SIMPLE Talk about a small footprint. Thirty-four of Simple' s 37 men's styles are made almost entirely of earth-friendly or reused materials: water-based glue, natural crepe-rubber midsoles, and outsoles made from old tires. This year, Simple began using mostly organic-cotton or bamboo liners, and its parent company, Deckers Outdoor, is currently building a sustainable factory in China. simpleshoes.com GREEN-O-METER: 3.5
NAU More so than any other company, newcomer Nau sees the big picture: Each of the 30 fabrics used in its spring line was developed from scratch, with an eye to everything from end-of-life recyclability to reducing the amount of energy the garments will require during washings. A Web-based sales approach saves FedEx truck exhaust and cash, allowing Nau to donate an incredible 5 percent of its revenue to green causes. nau.com GREEN-O-METER: 5

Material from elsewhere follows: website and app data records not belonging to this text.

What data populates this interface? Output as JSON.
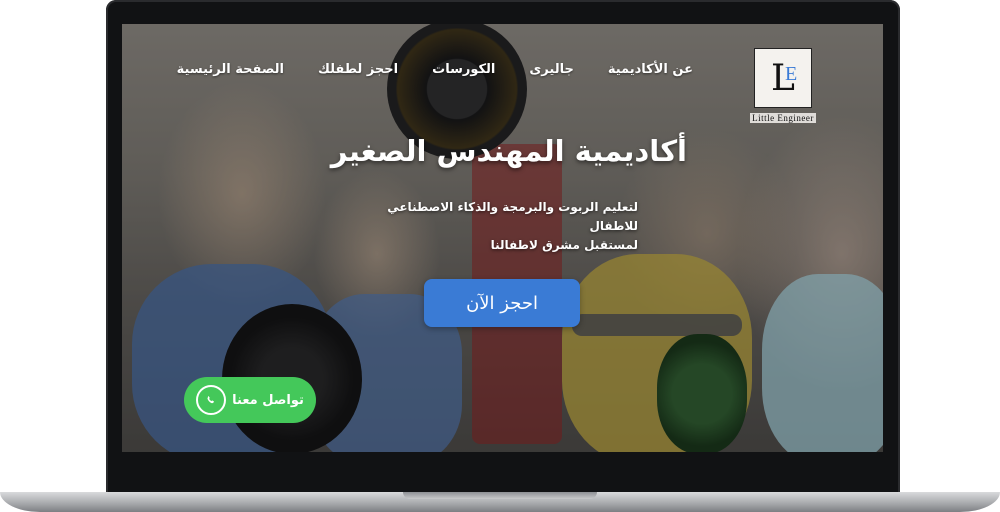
{
  "logo": {
    "letter": "L",
    "accent_letter": "E",
    "text": "Little Engineer"
  },
  "nav": {
    "items": [
      {
        "label": "الصفحة  الرئيسية"
      },
      {
        "label": "احجز لطفلك"
      },
      {
        "label": "الكورسات"
      },
      {
        "label": "جاليرى"
      },
      {
        "label": "عن الأكاديمية"
      }
    ]
  },
  "hero": {
    "title": "أكاديمية المهندس الصغير",
    "subtitle_line1": "لتعليم الربوت والبرمجة والذكاء الاصطناعي للاطفال",
    "subtitle_line2": "لمستقبل مشرق لاطفالنا",
    "cta_label": "احجز الآن"
  },
  "whatsapp": {
    "label": "تواصل معنا"
  },
  "colors": {
    "accent": "#3a7bd5",
    "whatsapp": "#44c85a"
  },
  "icons": {
    "whatsapp": "whatsapp-icon"
  }
}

CLIF Green thinking permeates Clif. Every Mojo, Luna, and Clif bar is 70 percent organic, employees get forgivable loans for buying a hybrid, and their new headquarters is being designed to meet LEED-platinum standards. Clif even has a staff ecologist. In 2006, the company switched its delivery trucks to biodiesel, and starting this year it will buy back and recycle used wrappers. clifbar.com GREEN-O-METER: 3.5
REI Though REI launched its own eco-sensitive apparel line last year, the retailer's biggest contribution may be behind the scenes: REI is helping to create an industrywide definition of "green" outdoor products to help consumers pare down the heap of dubious claims out there. One-fifth of REI's stores are now powered solely by renewable energy, and future outlets will be modeled on an energy-efficient green-building prototype that opened this year in Boulder, Colorado. rei.com GREEN-O-METER: 2.5

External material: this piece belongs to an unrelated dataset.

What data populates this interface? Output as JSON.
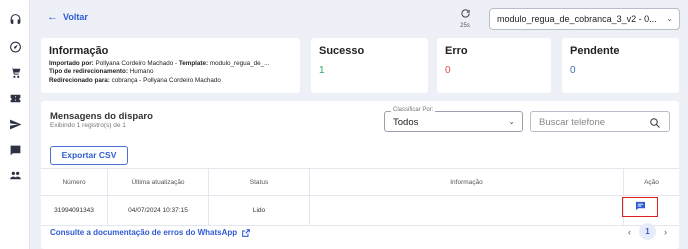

PATAGONIA Even before green was chic, Patagonia was giving back: It helped found both the Conservation Alliance and 1% for the Planet and has donated $29 million to environmental groups over the last two decades. It has been using only organic cotton for more than ten years, and its hefty catalogs are printed on 40 percent recycled paper (among the highest content in the industry). Now, Patagonia's Common Threads program makes it easy for consumers to recycle their old garments. patagonia.com GREEN-O-METER: 4
BIG AGNES & SIERRA DESIGNS Making earth-friendly outdoor gear is tricky (organic bikes, anyone?), but Big Agnes and Sierra Designs have made the biggest strides. Both now feature six sleeping-bag models stuffed with at least half synthetic insulation (made from old plastic bottles), and use a new tent-pole finishing process that cuts way back on toxic chemicals. This year, Big Agnes is launching a pair of bags made almost completely from recycled materials. bigagnes.com GREEN-O-METER: 2.5